it is letting all things be.
Photo: Auschwitz 1, the former Polish army barracks which the SS commandeered as a prison for Polish army officers, Poles, Jews, subversives, and others. This is a substantial complex of brick multi-story blocks, unlike Auschwitz 2, which was mostly wooden blocks. I found the place sombre and still, a place of confronting horror. This is the place where the Catholic priest and subversive Maximilian Kolbe exchanged places with a young Jewish man because he was a husband and father and had a future to live. The commandant agreed to the exchange.
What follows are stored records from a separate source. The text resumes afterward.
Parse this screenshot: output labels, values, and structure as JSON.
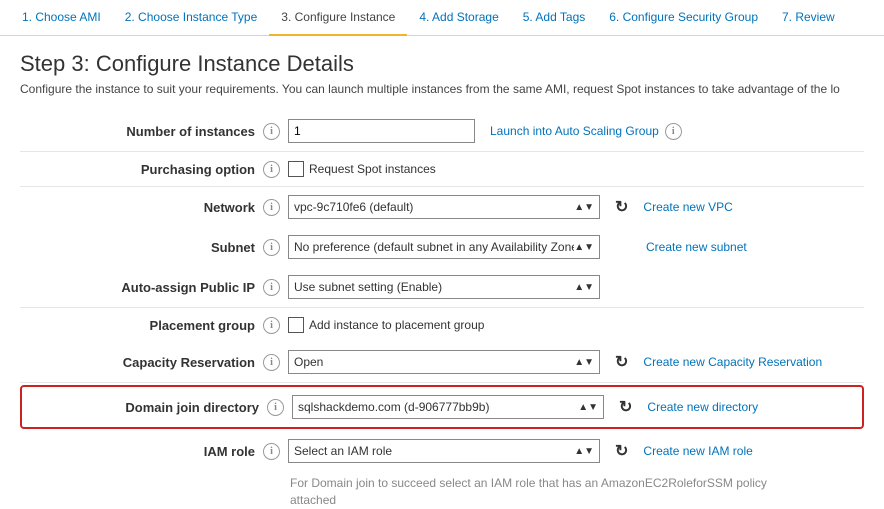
{
  "tabs": [
    {
      "label": "1. Choose AMI",
      "active": false
    },
    {
      "label": "2. Choose Instance Type",
      "active": false
    },
    {
      "label": "3. Configure Instance",
      "active": true
    },
    {
      "label": "4. Add Storage",
      "active": false
    },
    {
      "label": "5. Add Tags",
      "active": false
    },
    {
      "label": "6. Configure Security Group",
      "active": false
    },
    {
      "label": "7. Review",
      "active": false
    }
  ],
  "header": {
    "title": "Step 3: Configure Instance Details",
    "description": "Configure the instance to suit your requirements. You can launch multiple instances from the same AMI, request Spot instances to take advantage of the lo"
  },
  "form": {
    "number_of_instances": {
      "label": "Number of instances",
      "value": "1",
      "link": "Launch into Auto Scaling Group"
    },
    "purchasing_option": {
      "label": "Purchasing option",
      "checkbox": "Request Spot instances"
    },
    "network": {
      "label": "Network",
      "value": "vpc-9c710fe6 (default)",
      "link": "Create new VPC"
    },
    "subnet": {
      "label": "Subnet",
      "value": "No preference (default subnet in any Availability Zone)",
      "link": "Create new subnet"
    },
    "auto_assign_ip": {
      "label": "Auto-assign Public IP",
      "value": "Use subnet setting (Enable)"
    },
    "placement_group": {
      "label": "Placement group",
      "checkbox": "Add instance to placement group"
    },
    "capacity_reservation": {
      "label": "Capacity Reservation",
      "value": "Open",
      "link": "Create new Capacity Reservation"
    },
    "domain_join": {
      "label": "Domain join directory",
      "value": "sqlshackdemo.com (d-906777bb9b)",
      "link": "Create new directory"
    },
    "iam_role": {
      "label": "IAM role",
      "value": "Select an IAM role",
      "link": "Create new IAM role",
      "hint": "For Domain join to succeed select an IAM role that has an AmazonEC2RoleforSSM policy attached"
    }
  }
}
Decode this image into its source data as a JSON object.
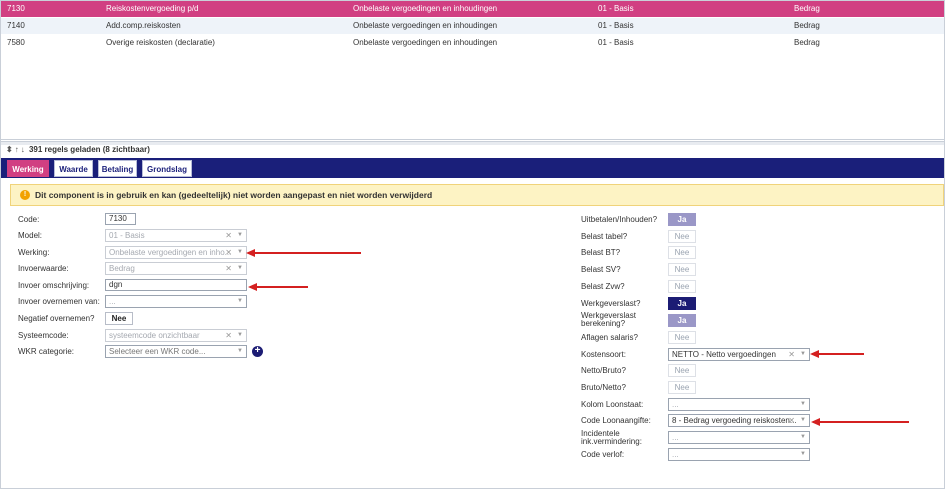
{
  "list": {
    "rows": [
      {
        "code": "7130",
        "name": "Reiskostenvergoeding p/d",
        "werking": "Onbelaste vergoedingen en inhoudingen",
        "model": "01 - Basis",
        "invoer": "Bedrag",
        "selected": true
      },
      {
        "code": "7140",
        "name": "Add.comp.reiskosten",
        "werking": "Onbelaste vergoedingen en inhoudingen",
        "model": "01 - Basis",
        "invoer": "Bedrag"
      },
      {
        "code": "7580",
        "name": "Overige reiskosten (declaratie)",
        "werking": "Onbelaste vergoedingen en inhoudingen",
        "model": "01 - Basis",
        "invoer": "Bedrag"
      }
    ]
  },
  "status": {
    "text": "391 regels geladen (8 zichtbaar)"
  },
  "tabs": [
    {
      "label": "Werking",
      "active": true
    },
    {
      "label": "Waarde"
    },
    {
      "label": "Betaling"
    },
    {
      "label": "Grondslag"
    }
  ],
  "warning": {
    "text": "Dit component is in gebruik en kan (gedeeltelijk) niet worden aangepast en niet worden verwijderd"
  },
  "form": {
    "code": {
      "label": "Code:",
      "value": "7130"
    },
    "model": {
      "label": "Model:",
      "value": "01 - Basis"
    },
    "werking": {
      "label": "Werking:",
      "value": "Onbelaste vergoedingen en inho..."
    },
    "invoerwaarde": {
      "label": "Invoerwaarde:",
      "value": "Bedrag"
    },
    "invoer_omschrijving": {
      "label": "Invoer omschrijving:",
      "value": "dgn"
    },
    "invoer_overnemen": {
      "label": "Invoer overnemen van:",
      "value": "..."
    },
    "negatief": {
      "label": "Negatief overnemen?",
      "value": "Nee"
    },
    "systeemcode": {
      "label": "Systeemcode:",
      "value": "systeemcode onzichtbaar"
    },
    "wkr": {
      "label": "WKR categorie:",
      "placeholder": "Selecteer een WKR code..."
    }
  },
  "right": {
    "uitbetalen": {
      "label": "Uitbetalen/Inhouden?",
      "value": "Ja"
    },
    "belast_tabel": {
      "label": "Belast tabel?",
      "value": "Nee"
    },
    "belast_bt": {
      "label": "Belast BT?",
      "value": "Nee"
    },
    "belast_sv": {
      "label": "Belast SV?",
      "value": "Nee"
    },
    "belast_zvw": {
      "label": "Belast Zvw?",
      "value": "Nee"
    },
    "werkgeverslast": {
      "label": "Werkgeverslast?",
      "value": "Ja"
    },
    "werkgeverslast_ber": {
      "label1": "Werkgeverslast",
      "label2": "berekening?",
      "value": "Ja"
    },
    "aflagen": {
      "label": "Aflagen salaris?",
      "value": "Nee"
    },
    "kostensoort": {
      "label": "Kostensoort:",
      "value": "NETTO - Netto vergoedingen"
    },
    "netto_bruto": {
      "label": "Netto/Bruto?",
      "value": "Nee"
    },
    "bruto_netto": {
      "label": "Bruto/Netto?",
      "value": "Nee"
    },
    "kolom": {
      "label": "Kolom Loonstaat:",
      "value": "..."
    },
    "code_loon": {
      "label": "Code Loonaangifte:",
      "value": "8 - Bedrag vergoeding reiskosten..."
    },
    "incidentele": {
      "label1": "Incidentele",
      "label2": "ink.vermindering:",
      "value": "..."
    },
    "code_verlof": {
      "label": "Code verlof:",
      "value": "..."
    }
  },
  "symbols": {
    "x": "✕",
    "dd": "▼",
    "plus": "+",
    "warn": "!",
    "sort": "⬍",
    "up": "↑",
    "down": "↓"
  },
  "colors": {
    "accent": "#d13f82",
    "navy": "#1a1f7a",
    "arrow": "#d42020"
  }
}
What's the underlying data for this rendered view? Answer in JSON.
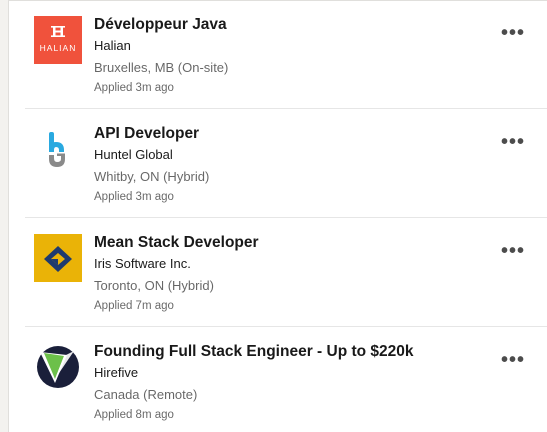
{
  "applied_jobs": [
    {
      "title": "Développeur Java",
      "company": "Halian",
      "location": "Bruxelles, MB (On-site)",
      "applied": "Applied 3m ago",
      "logo_text": "HALIAN",
      "logo_icon": "halian-logo",
      "logo_color": "#f0523c"
    },
    {
      "title": "API Developer",
      "company": "Huntel Global",
      "location": "Whitby, ON (Hybrid)",
      "applied": "Applied 3m ago",
      "logo_icon": "huntel-logo",
      "logo_color": "#29a9e0"
    },
    {
      "title": "Mean Stack Developer",
      "company": "Iris Software Inc.",
      "location": "Toronto, ON (Hybrid)",
      "applied": "Applied 7m ago",
      "logo_icon": "iris-logo",
      "logo_color": "#eab307"
    },
    {
      "title": "Founding Full Stack Engineer - Up to $220k",
      "company": "Hirefive",
      "location": "Canada (Remote)",
      "applied": "Applied 8m ago",
      "logo_icon": "hirefive-logo",
      "logo_color": "#1a1f3a"
    }
  ],
  "more_label": "•••",
  "more_icon": "more-options-icon"
}
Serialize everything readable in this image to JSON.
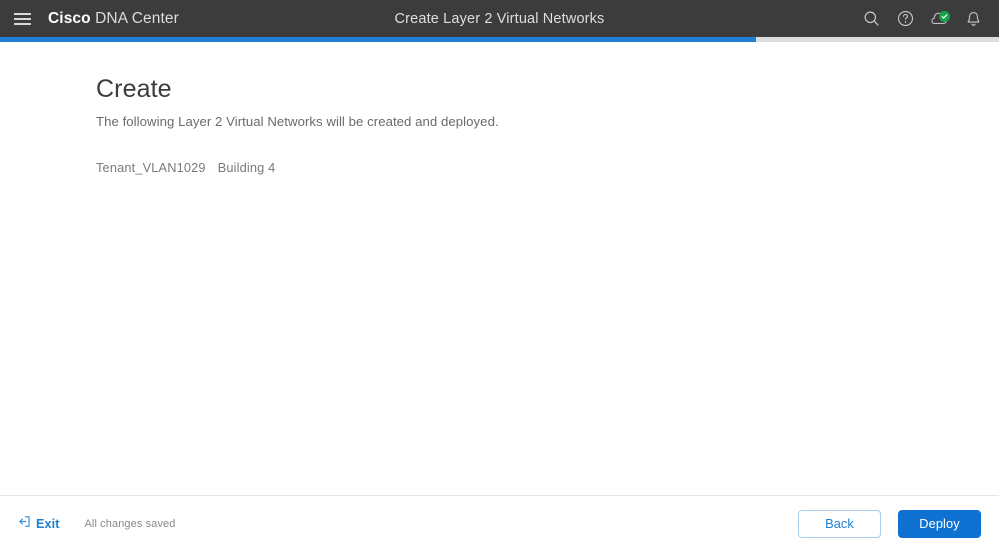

Kolbe was starved to death, although he was given a mercy injection after three weeks.
“There may be times when we are powerless to prevent injustice, but there must never be a time when we fail to protest.” Elie Wiesel
Life Became Him
Quietly he ventured an offer to
the commandant lusting for reprisal,
one young father not ready for some version of heaven,
and persuaded, the commandant exchanges the two,
the priest is starved in the doorway of eternity.
“I dream of giving birth to a child asks, ‘Mother, what was war?'” Eve Merriam
How simple to hold,
extend a branch towards hope,
how easy to cut the tree down
and offer striped pyjamas
and barbed wire,
to be disappeared,
that none flourish.
“War does not determine who is right – but only who is left.” Bertrand Russell
Never have the vainglories of death
been so exposed as in the spectre of war
where truth is so relentlessly sucked dry
by the ghouls of righteous capital,
so cheaply purchased by the blood of innocents,
for those who would never near the fight
as to get their morals dirty
nor their boots,
they are the ones who would kill their own
for the sake of a few inches of sand
and forty pieces of silver.
“All war is a symptom of man’s (sic) failure as a thinking animal.” John Steinbeck
As Poppies Weep
How best can you die and
at what hands might that be,
how excruciating can we make it
of bullets, shells and gas
lost in the thick of bloodied mud
and barbed protections
that betray any sense of humanity
certainly not animal because
animals know better than we,
how is it that we,
the thinking species,
slit the wrists of
and dare to call it glory,
and for what,
some politician’s ideological orgasm
where there are no gasps of ecstasy
only sobs of grief and despair
as poppies weep for the seed of youth.
Note: I observed “Jack” many times but never got to know him, in one week he never got to the shops because the trucks would sound explosive when they hit a rut or drain cover and he would stop, stand to attention, wheel about, and march home again. Shell shock/PTSD had wrecked him.